Due to this very particular process, the app also recommends that you transfer overnight, while you’re already using the buds. So I resigned myself to waiting another 24-hours to fall asleep to the dulcet tones of ‘Shoreline’.
When I woke up the next morning, only 2% had transferred. I was not pleased.
On my second attempt I transferred the track at work while the Sleepbuds were next to me playing zero sounds. The track transferred with no issues within 37 minutes. My third attempt in the same environment was also done in under an hour.
I was much happier with these results and hope that the first failure was merely a glitch. That being said, I could do without the app telling me how to transfer tracks…
Every. Single. Time. I. Go. To. Do. It.
I think this annoying process is yet another example of first generation niggles with the Bose Sleepbuds. I still quite like them for what they are, and fully expect the process to be more streamlined and convenient in the future. But for now they could still use some work.
Should You Buy Them?
While I enjoyed my experience with the Bose Sleepbuds, I find it difficult to get past the price tag. The lack of versatility is likely to be a sticking point for prospective buyers, regardless of the engineering and reasoning.
There’s also no getting past that this is a first gen product that is far from perfect. It can’t cancel noise entirely, if a track cuts out you might wake up anyway, you can’t play your own content and the comfort could be further improved. And on top of that, there is no guarantee that it will actually work for you until you’ve tried it.
There’s a lot to like here, but $380 is still a lot to ask for a product with such a singular function that will have varying results from person to person.

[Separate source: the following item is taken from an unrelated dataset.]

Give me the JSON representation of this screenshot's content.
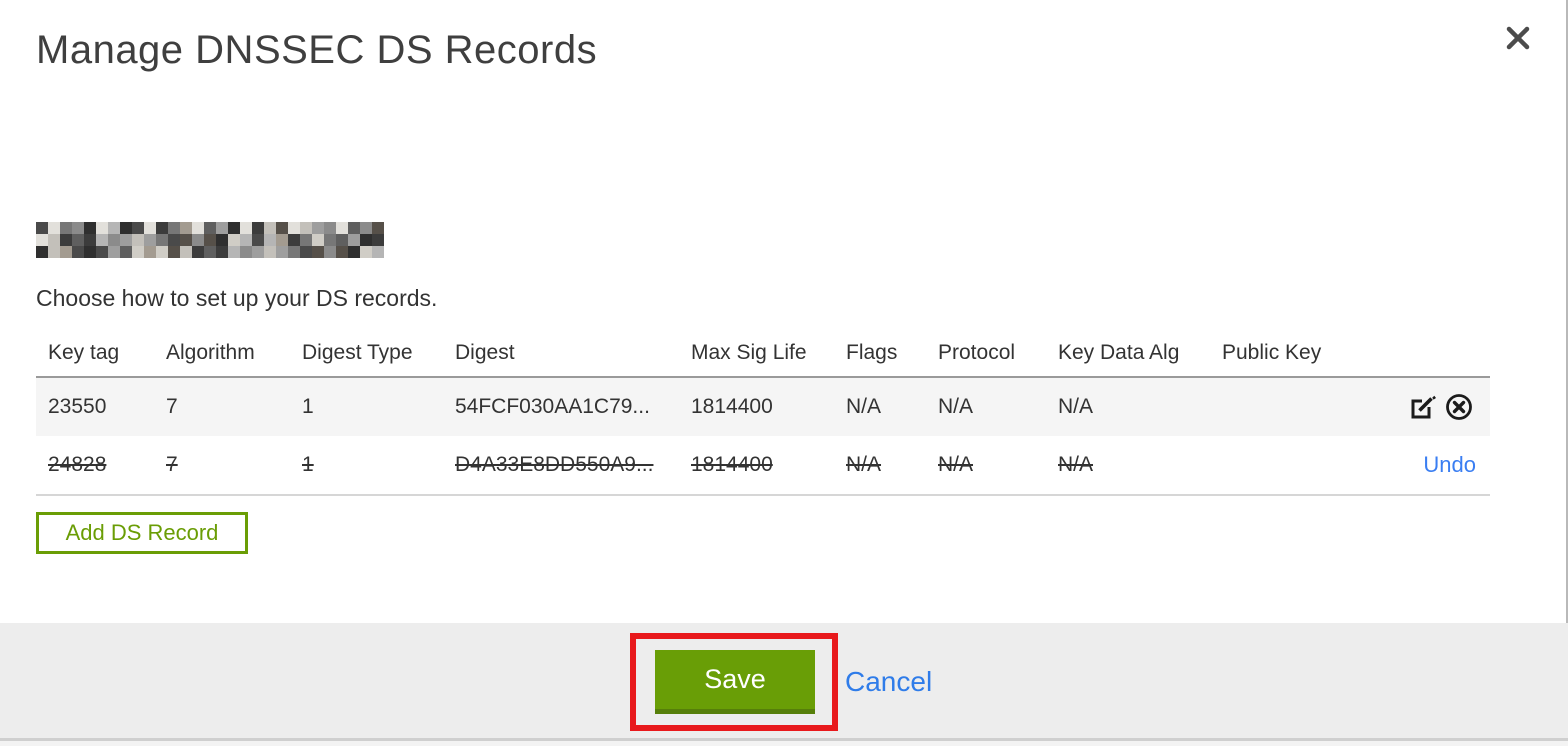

But as I said in my initial hands on – I’m someone who doesn’t have trouble sleeping outside of jet lag situations. I don’t know what it’s like to deal with long term sleep deprivation or any other sleeping issues. If these buds could potentially improve someone’s quality of life, they may very well be worth it.
But with such a distinct lack in guarantee due to subjectivity, perhaps try to borrow some first. Or if you’re willing to take a punt, you can get a 30-day risk free trial through the Bose website. Make sure you keep your receipt though!